The world’s third-largest advertising agency, Publicis, lowered its 2019 sales forecast on Friday for the second time in three months – and investors lowered its share price by 14%.
What does this mean?
Publicis flagged that “organic” sales growth, which excludes the effects of currency swings and acquisitions, fell almost 3% last quarter compared to a year ago – worse than either investors or the company itself had expected. That was partly down to US customers unexpectedly slashing their spending on “traditional” TV and billboard ads over the summer. As a result, French-headquartered Publicis now thinks its overall 2019 revenue will be 2.5% lower than 2018’s. Only three short months ago, it was confidently broadcasting a sales growth forecast of 1%…
Why should I care?
The bigger picture: Ads are becoming #ads.
The internet hasn’t just altered the advertising landscape – it’s eviscerated it. Digital marketing is growing fast, and most of the cash and control it generates plops straight into the palms of Google, Amazon, and Facebook. Traditional ad agencies like Publicis are desperately trying to adapt to a world where clients are more interested in search results and social feeds than milk cartons and magazines. And none too soon either: 2019 is expected to be the first year in which US digital ad spending outweighs offline marketing.

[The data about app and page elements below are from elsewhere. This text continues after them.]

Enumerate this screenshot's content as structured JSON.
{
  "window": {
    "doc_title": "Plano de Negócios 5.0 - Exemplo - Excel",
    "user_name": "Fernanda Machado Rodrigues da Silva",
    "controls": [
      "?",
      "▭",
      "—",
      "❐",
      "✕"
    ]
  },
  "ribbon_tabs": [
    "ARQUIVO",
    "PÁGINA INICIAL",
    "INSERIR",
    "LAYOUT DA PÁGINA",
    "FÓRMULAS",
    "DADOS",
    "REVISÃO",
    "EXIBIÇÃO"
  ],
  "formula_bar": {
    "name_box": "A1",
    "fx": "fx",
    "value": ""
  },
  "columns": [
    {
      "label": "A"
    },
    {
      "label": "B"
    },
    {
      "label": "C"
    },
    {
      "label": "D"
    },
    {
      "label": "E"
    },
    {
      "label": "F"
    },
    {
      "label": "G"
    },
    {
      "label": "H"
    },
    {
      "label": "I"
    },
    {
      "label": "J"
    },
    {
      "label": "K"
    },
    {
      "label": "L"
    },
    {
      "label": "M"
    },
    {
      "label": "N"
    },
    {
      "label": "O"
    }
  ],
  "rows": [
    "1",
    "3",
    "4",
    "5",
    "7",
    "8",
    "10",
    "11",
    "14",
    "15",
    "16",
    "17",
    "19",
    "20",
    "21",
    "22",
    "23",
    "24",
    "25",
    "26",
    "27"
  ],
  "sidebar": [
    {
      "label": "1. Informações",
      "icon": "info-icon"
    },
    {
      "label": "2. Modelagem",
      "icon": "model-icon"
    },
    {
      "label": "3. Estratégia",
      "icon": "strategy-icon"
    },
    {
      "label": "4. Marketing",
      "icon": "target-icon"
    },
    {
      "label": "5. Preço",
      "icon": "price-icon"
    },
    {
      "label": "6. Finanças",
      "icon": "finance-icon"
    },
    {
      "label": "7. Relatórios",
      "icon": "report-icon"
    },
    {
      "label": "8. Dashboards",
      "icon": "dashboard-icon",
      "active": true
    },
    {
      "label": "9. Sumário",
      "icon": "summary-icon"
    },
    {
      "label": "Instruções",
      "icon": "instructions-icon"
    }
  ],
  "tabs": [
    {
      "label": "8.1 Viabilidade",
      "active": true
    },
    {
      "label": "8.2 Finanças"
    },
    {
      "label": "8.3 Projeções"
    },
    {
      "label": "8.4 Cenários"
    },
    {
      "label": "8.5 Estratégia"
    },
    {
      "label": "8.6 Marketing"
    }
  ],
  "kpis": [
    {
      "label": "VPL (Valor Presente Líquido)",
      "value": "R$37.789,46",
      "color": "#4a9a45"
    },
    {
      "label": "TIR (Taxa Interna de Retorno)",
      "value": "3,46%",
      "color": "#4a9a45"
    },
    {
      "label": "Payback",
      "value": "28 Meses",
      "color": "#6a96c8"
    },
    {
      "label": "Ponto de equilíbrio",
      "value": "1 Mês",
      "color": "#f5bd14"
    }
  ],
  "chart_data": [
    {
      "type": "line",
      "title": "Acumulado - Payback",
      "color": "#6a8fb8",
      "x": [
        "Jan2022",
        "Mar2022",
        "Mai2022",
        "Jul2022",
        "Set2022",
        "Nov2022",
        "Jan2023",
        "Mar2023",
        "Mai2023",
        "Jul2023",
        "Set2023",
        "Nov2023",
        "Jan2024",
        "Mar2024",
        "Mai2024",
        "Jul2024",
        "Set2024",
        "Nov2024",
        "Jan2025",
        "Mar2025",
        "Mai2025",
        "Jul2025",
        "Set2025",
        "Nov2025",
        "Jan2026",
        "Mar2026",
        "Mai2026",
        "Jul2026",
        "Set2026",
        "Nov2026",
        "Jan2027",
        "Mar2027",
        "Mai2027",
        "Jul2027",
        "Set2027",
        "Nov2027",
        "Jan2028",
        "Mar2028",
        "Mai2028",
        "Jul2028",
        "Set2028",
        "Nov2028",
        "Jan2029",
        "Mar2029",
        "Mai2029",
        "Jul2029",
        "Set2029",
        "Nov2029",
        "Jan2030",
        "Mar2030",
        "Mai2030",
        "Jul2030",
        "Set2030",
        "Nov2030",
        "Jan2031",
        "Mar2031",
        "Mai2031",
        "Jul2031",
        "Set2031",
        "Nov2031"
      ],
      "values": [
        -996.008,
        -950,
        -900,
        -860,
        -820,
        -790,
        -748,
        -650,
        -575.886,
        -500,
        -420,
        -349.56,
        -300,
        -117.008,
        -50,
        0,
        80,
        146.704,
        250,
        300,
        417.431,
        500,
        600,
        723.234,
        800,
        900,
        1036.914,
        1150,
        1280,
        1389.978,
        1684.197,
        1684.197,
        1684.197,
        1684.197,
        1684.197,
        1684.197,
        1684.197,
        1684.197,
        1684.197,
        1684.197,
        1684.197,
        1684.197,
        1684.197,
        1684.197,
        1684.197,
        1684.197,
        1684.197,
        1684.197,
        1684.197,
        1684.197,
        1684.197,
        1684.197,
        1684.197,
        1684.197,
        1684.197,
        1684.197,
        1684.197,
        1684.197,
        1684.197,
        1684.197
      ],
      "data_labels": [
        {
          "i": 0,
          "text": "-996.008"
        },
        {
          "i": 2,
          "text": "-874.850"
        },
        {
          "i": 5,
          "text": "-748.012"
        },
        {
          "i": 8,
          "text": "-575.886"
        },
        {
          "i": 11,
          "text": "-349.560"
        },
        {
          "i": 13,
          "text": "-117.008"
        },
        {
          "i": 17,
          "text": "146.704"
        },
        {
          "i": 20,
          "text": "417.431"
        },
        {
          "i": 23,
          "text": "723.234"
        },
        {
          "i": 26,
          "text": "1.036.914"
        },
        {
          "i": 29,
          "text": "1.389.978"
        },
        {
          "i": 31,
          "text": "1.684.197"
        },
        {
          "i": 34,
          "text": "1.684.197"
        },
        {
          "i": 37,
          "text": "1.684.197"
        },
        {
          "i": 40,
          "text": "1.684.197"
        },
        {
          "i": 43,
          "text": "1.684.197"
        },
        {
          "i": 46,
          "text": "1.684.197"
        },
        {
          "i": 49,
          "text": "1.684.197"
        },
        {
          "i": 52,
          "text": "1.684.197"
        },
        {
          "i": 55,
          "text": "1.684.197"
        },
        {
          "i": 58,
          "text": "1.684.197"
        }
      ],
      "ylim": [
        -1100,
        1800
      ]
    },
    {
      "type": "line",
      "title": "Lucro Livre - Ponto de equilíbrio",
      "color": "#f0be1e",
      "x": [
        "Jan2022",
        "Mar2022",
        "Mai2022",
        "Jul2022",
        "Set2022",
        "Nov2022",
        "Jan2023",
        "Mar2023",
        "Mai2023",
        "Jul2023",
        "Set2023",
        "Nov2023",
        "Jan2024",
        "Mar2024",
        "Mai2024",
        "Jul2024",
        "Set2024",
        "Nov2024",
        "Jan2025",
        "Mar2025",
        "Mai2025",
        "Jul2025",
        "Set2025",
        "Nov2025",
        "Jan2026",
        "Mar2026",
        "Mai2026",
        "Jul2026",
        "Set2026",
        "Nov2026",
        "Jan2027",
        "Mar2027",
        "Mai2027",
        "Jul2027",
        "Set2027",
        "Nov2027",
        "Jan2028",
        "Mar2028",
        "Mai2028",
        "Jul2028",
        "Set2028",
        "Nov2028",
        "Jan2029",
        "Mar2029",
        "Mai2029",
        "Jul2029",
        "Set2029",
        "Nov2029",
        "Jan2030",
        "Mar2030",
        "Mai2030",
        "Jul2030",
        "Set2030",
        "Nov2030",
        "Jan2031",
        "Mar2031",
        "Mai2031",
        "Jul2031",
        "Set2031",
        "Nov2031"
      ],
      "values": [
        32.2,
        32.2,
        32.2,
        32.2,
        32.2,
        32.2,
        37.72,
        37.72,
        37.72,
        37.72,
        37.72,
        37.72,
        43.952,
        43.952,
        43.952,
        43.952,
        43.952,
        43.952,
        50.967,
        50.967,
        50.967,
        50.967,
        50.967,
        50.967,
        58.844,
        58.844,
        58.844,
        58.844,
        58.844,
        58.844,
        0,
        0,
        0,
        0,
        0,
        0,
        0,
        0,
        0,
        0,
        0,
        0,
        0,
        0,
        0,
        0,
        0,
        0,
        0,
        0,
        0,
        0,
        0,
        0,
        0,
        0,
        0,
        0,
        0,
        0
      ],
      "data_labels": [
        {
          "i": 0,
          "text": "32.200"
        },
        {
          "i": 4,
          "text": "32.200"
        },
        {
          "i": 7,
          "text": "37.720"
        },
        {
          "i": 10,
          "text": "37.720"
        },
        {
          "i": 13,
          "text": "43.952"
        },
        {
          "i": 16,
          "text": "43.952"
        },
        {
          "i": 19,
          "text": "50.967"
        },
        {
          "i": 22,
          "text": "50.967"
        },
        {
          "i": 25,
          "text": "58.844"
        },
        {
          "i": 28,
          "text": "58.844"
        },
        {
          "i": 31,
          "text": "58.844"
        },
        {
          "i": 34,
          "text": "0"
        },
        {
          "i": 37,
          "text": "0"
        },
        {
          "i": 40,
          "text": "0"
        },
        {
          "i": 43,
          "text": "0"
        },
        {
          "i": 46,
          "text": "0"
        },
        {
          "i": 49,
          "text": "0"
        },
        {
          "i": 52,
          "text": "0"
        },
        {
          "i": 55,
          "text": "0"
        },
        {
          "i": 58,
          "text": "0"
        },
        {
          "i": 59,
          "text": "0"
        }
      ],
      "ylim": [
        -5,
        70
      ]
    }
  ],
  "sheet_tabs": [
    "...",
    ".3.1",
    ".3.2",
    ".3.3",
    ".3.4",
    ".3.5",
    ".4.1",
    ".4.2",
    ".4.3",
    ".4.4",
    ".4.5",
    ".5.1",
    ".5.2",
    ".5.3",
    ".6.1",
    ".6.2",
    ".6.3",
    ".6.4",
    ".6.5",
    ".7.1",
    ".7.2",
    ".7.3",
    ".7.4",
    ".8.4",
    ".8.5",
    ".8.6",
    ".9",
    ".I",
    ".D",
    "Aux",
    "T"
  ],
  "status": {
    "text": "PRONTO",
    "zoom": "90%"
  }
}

For markets: Timing the turnaround.
Publicis’s April announcement that it was buying North American data marketing company Epsilon is part of an ongoing push to become more data-focused. Still, wary investors may worry that the French firm’s earnings will continue to disappoint if its older ad business shrinks faster than new digital segments replace it. Such issues are also bedeviling Publicis rival WPP, the world’s largest ad agency. Investors likely expect WPP to report similar trends in its earnings next week: the company’s share price fell 4% on Friday.